Ouédraogo reaffirmed ECOWAS’ commitment and determination to eliminate the malaria scourge so as to free resources for the economic development and to enable the region attain its full potentials. The organisation’s major priorities of peace and security coupled with economic development cannot be achieved unless such threats as malaria are effectively addressed, he added.
The president commended development partners especially the governments of Cuba and Venezuela for supporting the ECOWAS campaign, noting that all hands should be on deck until the war against malaria is won. He also expressed confidence in the prospect of achieving the 2015 date for malaria elimination, while expressing the commission’s appreciation to the government and people of Rivers State and especially Governor Rotimi Chibuike Amaechi, one of Nigeria’s two Malaria Ambassadors for partnering with ECOWAS on the anti-malaria initiative.

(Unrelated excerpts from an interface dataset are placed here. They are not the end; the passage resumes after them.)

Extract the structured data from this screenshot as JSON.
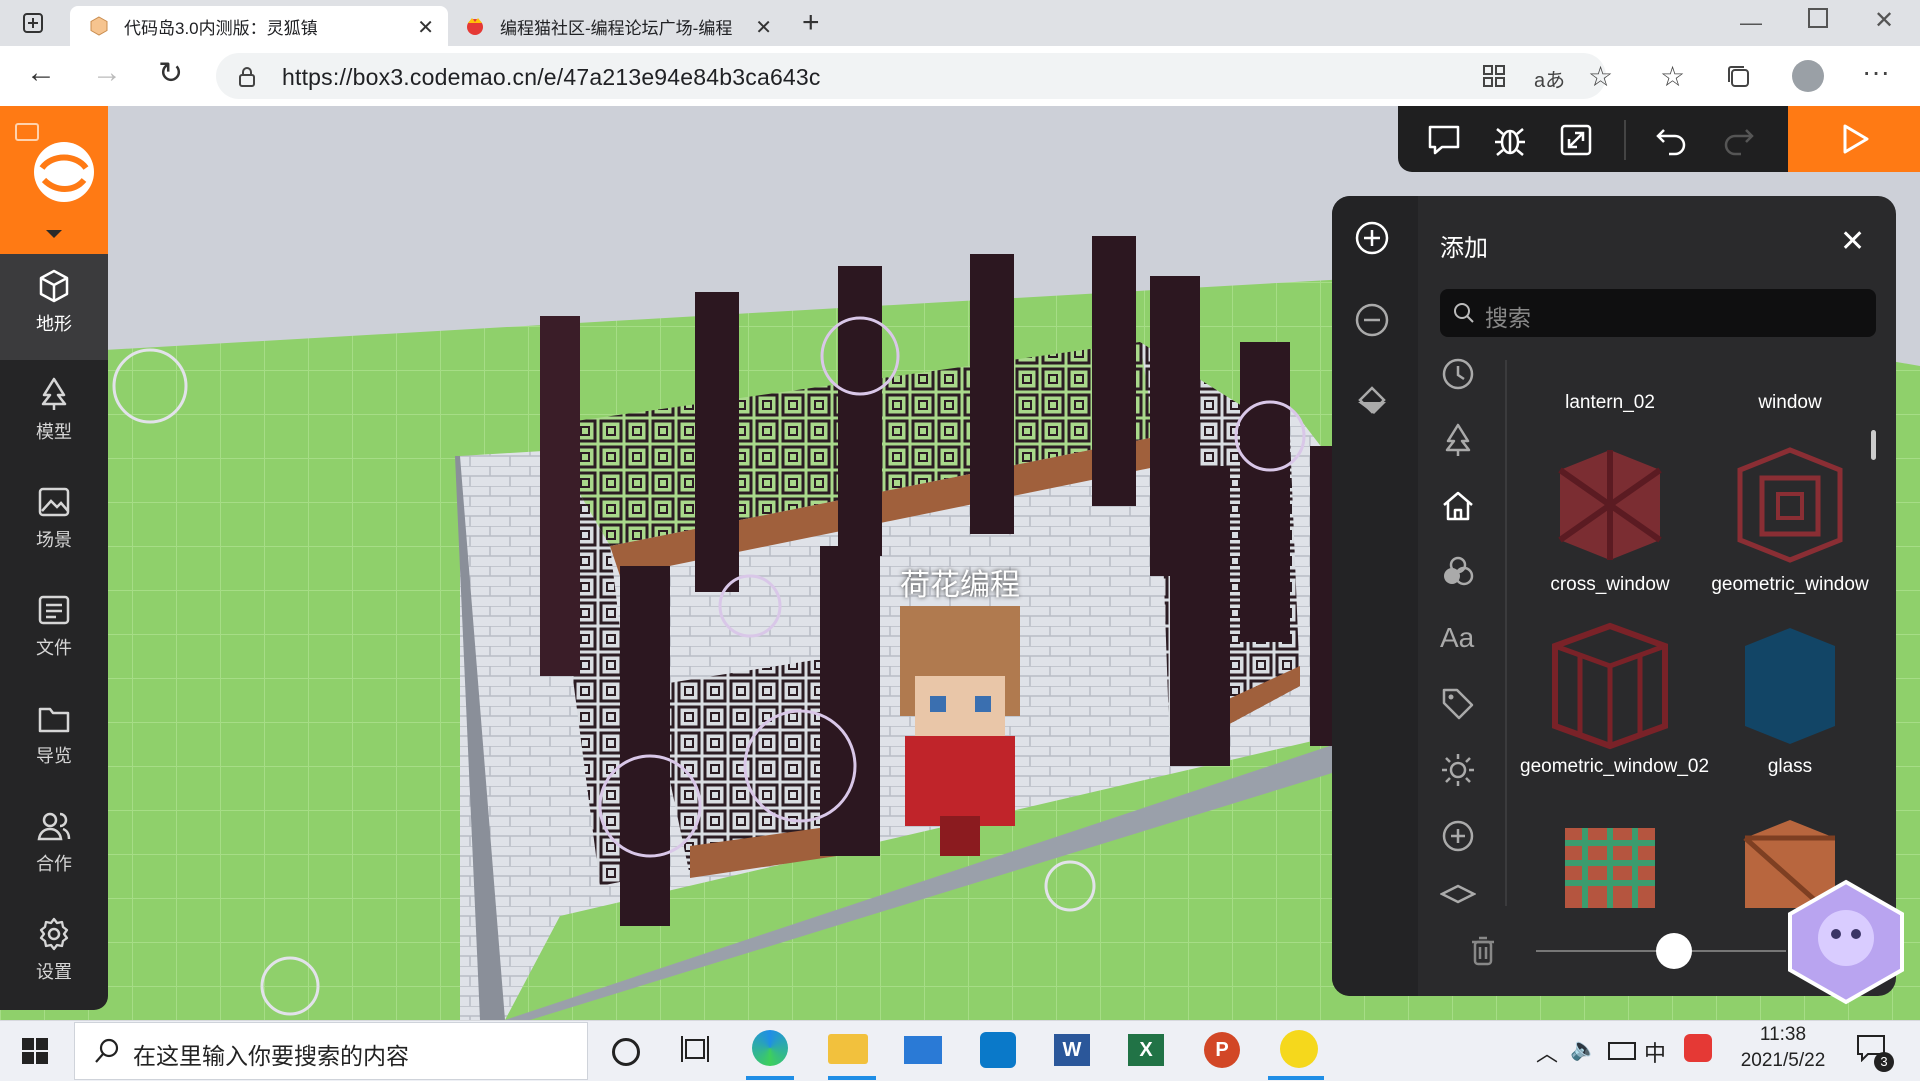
{
  "browser": {
    "tabs": [
      {
        "title": "代码岛3.0内测版：灵狐镇",
        "active": true
      },
      {
        "title": "编程猫社区-编程论坛广场-编程",
        "active": false
      }
    ],
    "url": "https://box3.codemao.cn/e/47a213e94e84b3ca643c",
    "read_aloud_label": "aあ",
    "window_controls": [
      "minimize",
      "restore",
      "close"
    ]
  },
  "sidebar": {
    "items": [
      {
        "label": "地形",
        "icon": "cube-icon",
        "active": true
      },
      {
        "label": "模型",
        "icon": "tree-icon",
        "active": false
      },
      {
        "label": "场景",
        "icon": "image-icon",
        "active": false
      },
      {
        "label": "文件",
        "icon": "file-icon",
        "active": false
      },
      {
        "label": "导览",
        "icon": "folder-icon",
        "active": false
      },
      {
        "label": "合作",
        "icon": "users-icon",
        "active": false
      },
      {
        "label": "设置",
        "icon": "gear-icon",
        "active": false
      }
    ]
  },
  "toolbar": {
    "buttons": [
      "chat-icon",
      "bug-icon",
      "resize-icon",
      "undo-icon",
      "redo-icon"
    ],
    "run": "play-icon"
  },
  "scene": {
    "player_name": "荷花编程"
  },
  "add_panel": {
    "title": "添加",
    "search_placeholder": "搜索",
    "categories": [
      "history-icon",
      "tree-icon",
      "house-icon",
      "shapes-icon",
      "text-icon",
      "tag-icon",
      "sun-icon",
      "plus-circle-icon",
      "layers-icon"
    ],
    "items": [
      {
        "name": "lantern_02"
      },
      {
        "name": "window"
      },
      {
        "name": "cross_window"
      },
      {
        "name": "geometric_window"
      },
      {
        "name": "geometric_window_02"
      },
      {
        "name": "glass"
      },
      {
        "name": ""
      },
      {
        "name": ""
      }
    ],
    "slider_value": 0.55
  },
  "taskbar": {
    "search_placeholder": "在这里输入你要搜索的内容",
    "time": "11:38",
    "date": "2021/5/22",
    "ime": "中",
    "notification_count": "3"
  },
  "colors": {
    "accent": "#ff7a14",
    "sidebar_bg": "#252526",
    "panel_bg": "#2a2a2c"
  }
}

Chukwu who spoke on behalf of Jonathan thanked ECOWAS leaders for initiating the campaign with the two Latin American countries providing both financial and technology transfer support. He listed the federal government’s various malaria initiatives and highlighted the need to strengthen indoor residual spraying of mosquitoes as well as environmental sanitation through the reintroduction of sanitary health inspectors in the country.

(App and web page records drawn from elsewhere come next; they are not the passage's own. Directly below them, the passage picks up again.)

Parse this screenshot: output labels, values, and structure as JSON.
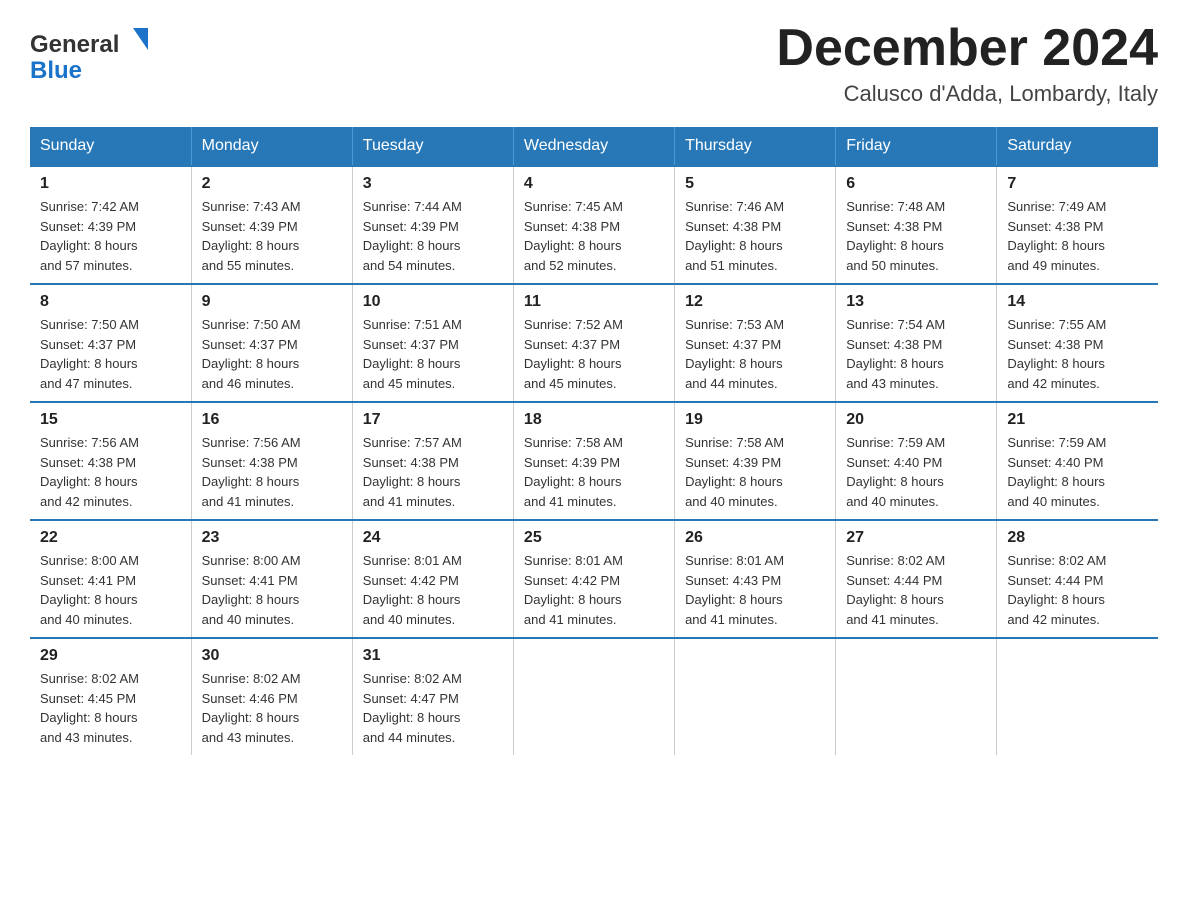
{
  "logo": {
    "general": "General",
    "blue": "Blue"
  },
  "header": {
    "month_year": "December 2024",
    "location": "Calusco d'Adda, Lombardy, Italy"
  },
  "days_of_week": [
    "Sunday",
    "Monday",
    "Tuesday",
    "Wednesday",
    "Thursday",
    "Friday",
    "Saturday"
  ],
  "weeks": [
    [
      {
        "day": "1",
        "sunrise": "7:42 AM",
        "sunset": "4:39 PM",
        "daylight": "8 hours and 57 minutes."
      },
      {
        "day": "2",
        "sunrise": "7:43 AM",
        "sunset": "4:39 PM",
        "daylight": "8 hours and 55 minutes."
      },
      {
        "day": "3",
        "sunrise": "7:44 AM",
        "sunset": "4:39 PM",
        "daylight": "8 hours and 54 minutes."
      },
      {
        "day": "4",
        "sunrise": "7:45 AM",
        "sunset": "4:38 PM",
        "daylight": "8 hours and 52 minutes."
      },
      {
        "day": "5",
        "sunrise": "7:46 AM",
        "sunset": "4:38 PM",
        "daylight": "8 hours and 51 minutes."
      },
      {
        "day": "6",
        "sunrise": "7:48 AM",
        "sunset": "4:38 PM",
        "daylight": "8 hours and 50 minutes."
      },
      {
        "day": "7",
        "sunrise": "7:49 AM",
        "sunset": "4:38 PM",
        "daylight": "8 hours and 49 minutes."
      }
    ],
    [
      {
        "day": "8",
        "sunrise": "7:50 AM",
        "sunset": "4:37 PM",
        "daylight": "8 hours and 47 minutes."
      },
      {
        "day": "9",
        "sunrise": "7:50 AM",
        "sunset": "4:37 PM",
        "daylight": "8 hours and 46 minutes."
      },
      {
        "day": "10",
        "sunrise": "7:51 AM",
        "sunset": "4:37 PM",
        "daylight": "8 hours and 45 minutes."
      },
      {
        "day": "11",
        "sunrise": "7:52 AM",
        "sunset": "4:37 PM",
        "daylight": "8 hours and 45 minutes."
      },
      {
        "day": "12",
        "sunrise": "7:53 AM",
        "sunset": "4:37 PM",
        "daylight": "8 hours and 44 minutes."
      },
      {
        "day": "13",
        "sunrise": "7:54 AM",
        "sunset": "4:38 PM",
        "daylight": "8 hours and 43 minutes."
      },
      {
        "day": "14",
        "sunrise": "7:55 AM",
        "sunset": "4:38 PM",
        "daylight": "8 hours and 42 minutes."
      }
    ],
    [
      {
        "day": "15",
        "sunrise": "7:56 AM",
        "sunset": "4:38 PM",
        "daylight": "8 hours and 42 minutes."
      },
      {
        "day": "16",
        "sunrise": "7:56 AM",
        "sunset": "4:38 PM",
        "daylight": "8 hours and 41 minutes."
      },
      {
        "day": "17",
        "sunrise": "7:57 AM",
        "sunset": "4:38 PM",
        "daylight": "8 hours and 41 minutes."
      },
      {
        "day": "18",
        "sunrise": "7:58 AM",
        "sunset": "4:39 PM",
        "daylight": "8 hours and 41 minutes."
      },
      {
        "day": "19",
        "sunrise": "7:58 AM",
        "sunset": "4:39 PM",
        "daylight": "8 hours and 40 minutes."
      },
      {
        "day": "20",
        "sunrise": "7:59 AM",
        "sunset": "4:40 PM",
        "daylight": "8 hours and 40 minutes."
      },
      {
        "day": "21",
        "sunrise": "7:59 AM",
        "sunset": "4:40 PM",
        "daylight": "8 hours and 40 minutes."
      }
    ],
    [
      {
        "day": "22",
        "sunrise": "8:00 AM",
        "sunset": "4:41 PM",
        "daylight": "8 hours and 40 minutes."
      },
      {
        "day": "23",
        "sunrise": "8:00 AM",
        "sunset": "4:41 PM",
        "daylight": "8 hours and 40 minutes."
      },
      {
        "day": "24",
        "sunrise": "8:01 AM",
        "sunset": "4:42 PM",
        "daylight": "8 hours and 40 minutes."
      },
      {
        "day": "25",
        "sunrise": "8:01 AM",
        "sunset": "4:42 PM",
        "daylight": "8 hours and 41 minutes."
      },
      {
        "day": "26",
        "sunrise": "8:01 AM",
        "sunset": "4:43 PM",
        "daylight": "8 hours and 41 minutes."
      },
      {
        "day": "27",
        "sunrise": "8:02 AM",
        "sunset": "4:44 PM",
        "daylight": "8 hours and 41 minutes."
      },
      {
        "day": "28",
        "sunrise": "8:02 AM",
        "sunset": "4:44 PM",
        "daylight": "8 hours and 42 minutes."
      }
    ],
    [
      {
        "day": "29",
        "sunrise": "8:02 AM",
        "sunset": "4:45 PM",
        "daylight": "8 hours and 43 minutes."
      },
      {
        "day": "30",
        "sunrise": "8:02 AM",
        "sunset": "4:46 PM",
        "daylight": "8 hours and 43 minutes."
      },
      {
        "day": "31",
        "sunrise": "8:02 AM",
        "sunset": "4:47 PM",
        "daylight": "8 hours and 44 minutes."
      },
      null,
      null,
      null,
      null
    ]
  ],
  "labels": {
    "sunrise": "Sunrise:",
    "sunset": "Sunset:",
    "daylight": "Daylight:"
  },
  "accent_color": "#2878b8"
}
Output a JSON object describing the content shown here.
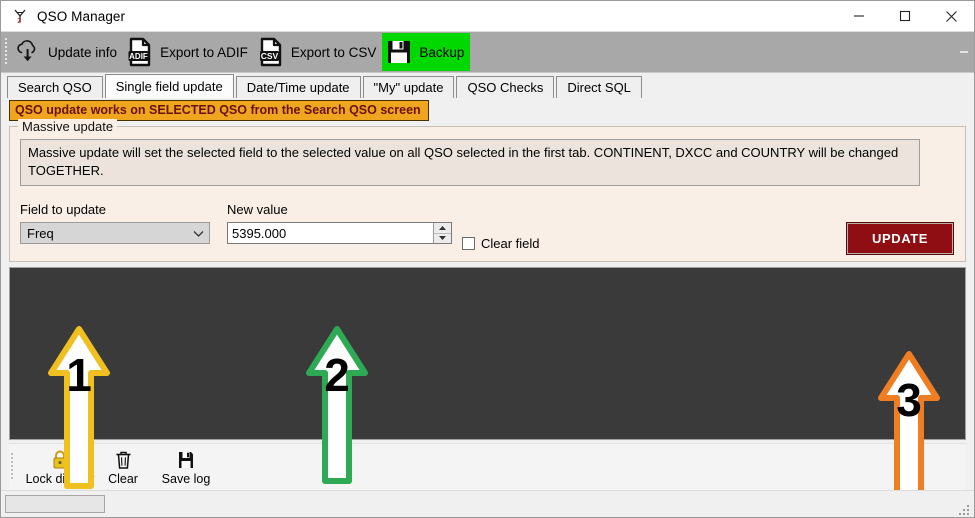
{
  "window": {
    "title": "QSO Manager",
    "app_icon": "antenna-icon",
    "minimize_label": "Minimize",
    "maximize_label": "Maximize",
    "close_label": "Close"
  },
  "toolbar": {
    "items": [
      {
        "label": "Update info",
        "icon": "cloud-download-icon",
        "highlighted": false
      },
      {
        "label": "Export to ADIF",
        "icon": "adif-file-icon",
        "highlighted": false
      },
      {
        "label": "Export to CSV",
        "icon": "csv-file-icon",
        "highlighted": false
      },
      {
        "label": "Backup",
        "icon": "floppy-disk-icon",
        "highlighted": true
      }
    ],
    "highlight_color": "#00d800",
    "overflow_icon": "toolbar-overflow-icon"
  },
  "tabs": {
    "selected_index": 1,
    "items": [
      {
        "label": "Search QSO"
      },
      {
        "label": "Single field update"
      },
      {
        "label": "Date/Time update"
      },
      {
        "label": "\"My\" update"
      },
      {
        "label": "QSO Checks"
      },
      {
        "label": "Direct SQL"
      }
    ]
  },
  "banner": {
    "text": "QSO update works on SELECTED QSO from the Search QSO screen",
    "background": "#f0a51e",
    "text_color": "#6b1010"
  },
  "massive_update": {
    "group_title": "Massive update",
    "description": "Massive update will set the selected field to the selected value on all QSO selected in the first tab. CONTINENT, DXCC and COUNTRY will be changed TOGETHER.",
    "field_label": "Field to update",
    "field_value": "Freq",
    "field_options": [
      "Freq"
    ],
    "value_label": "New value",
    "value_text": "5395.000",
    "value_placeholder": "",
    "clear_field_label": "Clear field",
    "clear_field_checked": false,
    "update_button_label": "UPDATE",
    "update_button_color": "#8f0e14"
  },
  "log": {
    "content": "",
    "background": "#3a3a3a"
  },
  "bottom_toolbar": {
    "items": [
      {
        "label": "Lock display",
        "icon": "padlock-icon"
      },
      {
        "label": "Clear",
        "icon": "trash-icon"
      },
      {
        "label": "Save log",
        "icon": "floppy-disk-icon"
      }
    ]
  },
  "statusbar": {
    "panel_text": "",
    "grip_icon": "resize-grip-icon"
  },
  "annotations": [
    {
      "number": "1",
      "color": "#f0c020",
      "target": "field-to-update-dropdown"
    },
    {
      "number": "2",
      "color": "#2eaa55",
      "target": "new-value-input"
    },
    {
      "number": "3",
      "color": "#ef7d22",
      "target": "update-button"
    }
  ]
}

Governor Chibuike Amaechi reaffirmed Rivers State’s total support to the regional campaign and promised that the government would do all that is required to ensure that the state maintained its lead in the national malaria elimination campaign. Similarly, Tamunoiyoriari Sampson Parker, Rivers State Commissioner for Health, described the ceremony as “a paradigm shift and a historic event for us as it marks the build-up of efforts to achieving the Millennium Development Goals and eventual target of zero-incidence in locally contracted malaria”

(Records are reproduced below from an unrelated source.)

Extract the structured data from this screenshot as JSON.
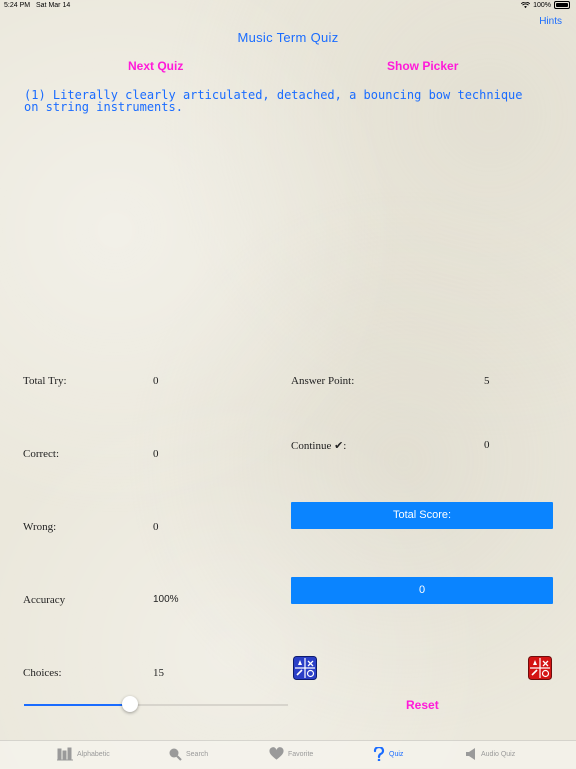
{
  "status": {
    "time": "5:24 PM",
    "date": "Sat Mar 14",
    "battery": "100%"
  },
  "header": {
    "hints": "Hints",
    "title": "Music Term Quiz",
    "next_quiz": "Next Quiz",
    "show_picker": "Show Picker"
  },
  "question": "(1) Literally clearly articulated, detached, a bouncing bow technique on string instruments.",
  "stats": {
    "total_try_label": "Total Try:",
    "total_try_value": "0",
    "correct_label": "Correct:",
    "correct_value": "0",
    "wrong_label": "Wrong:",
    "wrong_value": "0",
    "accuracy_label": "Accuracy",
    "accuracy_value": "100%",
    "choices_label": "Choices:",
    "choices_value": "15",
    "answer_point_label": "Answer Point:",
    "answer_point_value": "5",
    "continue_label": "Continue ✔:",
    "continue_value": "0"
  },
  "score": {
    "total_label": "Total Score:",
    "total_value": "0"
  },
  "slider": {
    "value_fraction": 0.4
  },
  "reset_label": "Reset",
  "tabs": [
    {
      "label": "Alphabetic",
      "icon": "alphabetic-icon"
    },
    {
      "label": "Search",
      "icon": "search-icon"
    },
    {
      "label": "Favorite",
      "icon": "heart-icon"
    },
    {
      "label": "Quiz",
      "icon": "question-icon"
    },
    {
      "label": "Audio Quiz",
      "icon": "speaker-icon"
    }
  ],
  "colors": {
    "accent": "#1a6cff",
    "magenta": "#ff1ad9",
    "score_bar": "#0a84ff",
    "quiz_icon_blue": "#2a3fc7",
    "quiz_icon_red": "#d41414"
  }
}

There were also goodwill messages from the WHO and Nigeria’s minister of defence, represented by Uzor Chima, who expressed the hope that the proposed involvement of military personnel would provide the regional campaign with the discipline and precision needed for its successful prosecution.
Adhiambo Odaga, managing director of Dangote Foundation, who represented the business mogul, Aliko Dangote, another Malaria Ambassador and head of the Dangote Group, pledged the group’s support to the regional anti-malaria initiative and stressed the need for public-private sector collaboration.
Milanes Ramos Hugo, Cuban envoy to Nigeria, who attended the two events with his wife, reiterated his country’s total commitment and support to the ECOWAS campaign as a demonstration of South-South cooperation. In his vote of thanks, vice president of ECOWAS Commission, thanked the partner countries, the Rivers State Government, the local organising committee and Governor Amaechi in particular, for lending their full support to the ECOWAS campaign, which is in furtherance of the ECOWAS of people agenda and the goal of regional development and integration.
Mariane Ngoulla, ECOWAS heath adviser, appealed to all stakeholders to be effective in their roles, adding that instead of being “mosquito farmers” necessary measures should be taken to stop the indiscriminate breeding of the malaria vector. The ECOWAS delegation to the twin-event included Sunny Ugoh, the director of communication and Johnson Buanuh, director of environment, who explained that studies by the Commission have shown that the biolarvicides for the campaign are safe. Alfred Braimah, the private sector director, also explained that apart from producing the substance for malarial elimination, the three factories will also create jobs in the region.